** Records shown **
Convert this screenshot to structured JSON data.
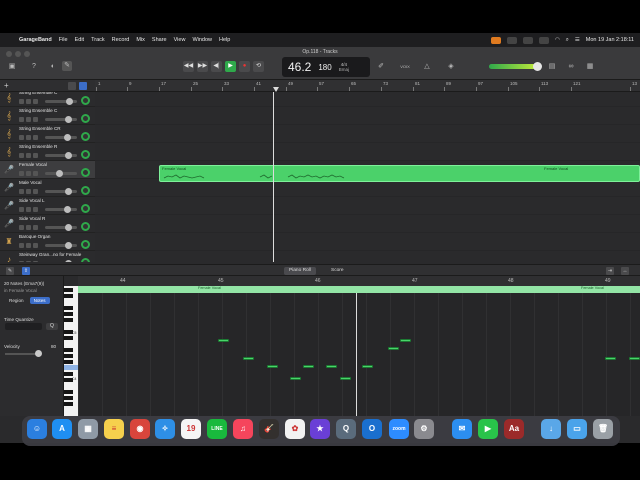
{
  "menubar": {
    "app": "GarageBand",
    "items": [
      "File",
      "Edit",
      "Track",
      "Record",
      "Mix",
      "Share",
      "View",
      "Window",
      "Help"
    ],
    "clock": "Mon 19 Jan  2:18:11"
  },
  "window": {
    "title": "Op.118 - Tracks"
  },
  "lcd": {
    "position": "46.2",
    "tempo": "180",
    "time_sig": "4/4",
    "key": "Bmaj"
  },
  "toolbar": {
    "voice_label": "VOIX"
  },
  "colors": {
    "region": "#4bd16a",
    "accent_blue": "#3c6ec9",
    "play": "#2fa94b",
    "note": "#49d46a"
  },
  "ruler": {
    "bars": [
      "1",
      "9",
      "17",
      "25",
      "33",
      "41",
      "49",
      "57",
      "65",
      "73",
      "81",
      "89",
      "97",
      "105",
      "113",
      "121",
      "13"
    ]
  },
  "tracks": [
    {
      "name": "String Ensemble C",
      "icon": "strings-icon",
      "fader": 0.85,
      "pan": "green"
    },
    {
      "name": "String Ensemble C",
      "icon": "strings-icon",
      "fader": 0.8,
      "pan": "green"
    },
    {
      "name": "String Ensemble CR",
      "icon": "strings-icon",
      "fader": 0.75,
      "pan": "green"
    },
    {
      "name": "String Ensemble R",
      "icon": "strings-icon",
      "fader": 0.8,
      "pan": "green"
    },
    {
      "name": "Female Vocal",
      "icon": "vocal-icon",
      "fader": 0.45,
      "pan": "green"
    },
    {
      "name": "Male Vocal",
      "icon": "vocal-icon",
      "fader": 0.8,
      "pan": "green"
    },
    {
      "name": "Side Vocal L",
      "icon": "vocal-icon",
      "fader": 0.75,
      "pan": "green"
    },
    {
      "name": "Side Vocal R",
      "icon": "vocal-icon",
      "fader": 0.8,
      "pan": "green"
    },
    {
      "name": "Baroque Organ",
      "icon": "organ-icon",
      "fader": 0.8,
      "pan": "green"
    },
    {
      "name": "Steinway Gran...no for Female",
      "icon": "piano-icon",
      "fader": 0.8,
      "pan": "green"
    }
  ],
  "region": {
    "label_left": "Female Vocal",
    "label_right": "Female Vocal"
  },
  "editor": {
    "tabs": [
      "Piano Roll",
      "Score"
    ],
    "summary": "20 Notes (Ema7(9))",
    "summary_sub": "in Female Vocal",
    "seg": [
      "Region",
      "Notes"
    ],
    "time_quantize": "Time Quantize",
    "quantize_btn": "Q",
    "velocity_label": "Velocity",
    "velocity_value": "80",
    "bars": [
      "44",
      "45",
      "46",
      "47",
      "48",
      "49"
    ],
    "strip_label": "Female Vocal",
    "key_labels": [
      "C5",
      "C4"
    ]
  },
  "dock": [
    {
      "name": "finder-icon",
      "glyph": "☺",
      "color": "#2b7fe0"
    },
    {
      "name": "app-store-icon",
      "glyph": "A",
      "color": "#1f8ff2"
    },
    {
      "name": "launchpad-icon",
      "glyph": "▦",
      "color": "#8f9aa6"
    },
    {
      "name": "notes-icon",
      "glyph": "≡",
      "color": "#f6d04d"
    },
    {
      "name": "chrome-icon",
      "glyph": "◉",
      "color": "#d8453c"
    },
    {
      "name": "safari-icon",
      "glyph": "✧",
      "color": "#2e8fe6"
    },
    {
      "name": "calendar-icon",
      "glyph": "19",
      "color": "#f5f5f5"
    },
    {
      "name": "line-icon",
      "glyph": "LINE",
      "color": "#19b93d"
    },
    {
      "name": "music-icon",
      "glyph": "♫",
      "color": "#f5455c"
    },
    {
      "name": "garageband-icon",
      "glyph": "🎸",
      "color": "#33302e"
    },
    {
      "name": "photos-icon",
      "glyph": "✿",
      "color": "#f2f2f2"
    },
    {
      "name": "imovie-icon",
      "glyph": "★",
      "color": "#6a3fd6"
    },
    {
      "name": "quicktime-icon",
      "glyph": "Q",
      "color": "#5a6b7c"
    },
    {
      "name": "outlook-icon",
      "glyph": "O",
      "color": "#1a6fce"
    },
    {
      "name": "zoom-icon",
      "glyph": "zoom",
      "color": "#2d8cff"
    },
    {
      "name": "system-settings-icon",
      "glyph": "⚙",
      "color": "#8a8a8f"
    },
    {
      "name": "mail-icon",
      "glyph": "✉",
      "color": "#2c8ef0"
    },
    {
      "name": "facetime-icon",
      "glyph": "▶",
      "color": "#29c34a"
    },
    {
      "name": "dictionary-icon",
      "glyph": "Aa",
      "color": "#9b2a2a"
    },
    {
      "name": "downloads-icon",
      "glyph": "↓",
      "color": "#5aa7e8"
    },
    {
      "name": "folder-icon",
      "glyph": "▭",
      "color": "#4aa3ea"
    },
    {
      "name": "trash-icon",
      "glyph": "🗑",
      "color": "#9aa0a6"
    }
  ]
}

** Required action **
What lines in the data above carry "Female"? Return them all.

** Task output **
      "name": "Female Vocal",
      "name": "Steinway Gran...no for Female",
    "label_left": "Female Vocal",
    "label_right": "Female Vocal"
    "summary_sub": "in Female Vocal",
    "strip_label": "Female Vocal",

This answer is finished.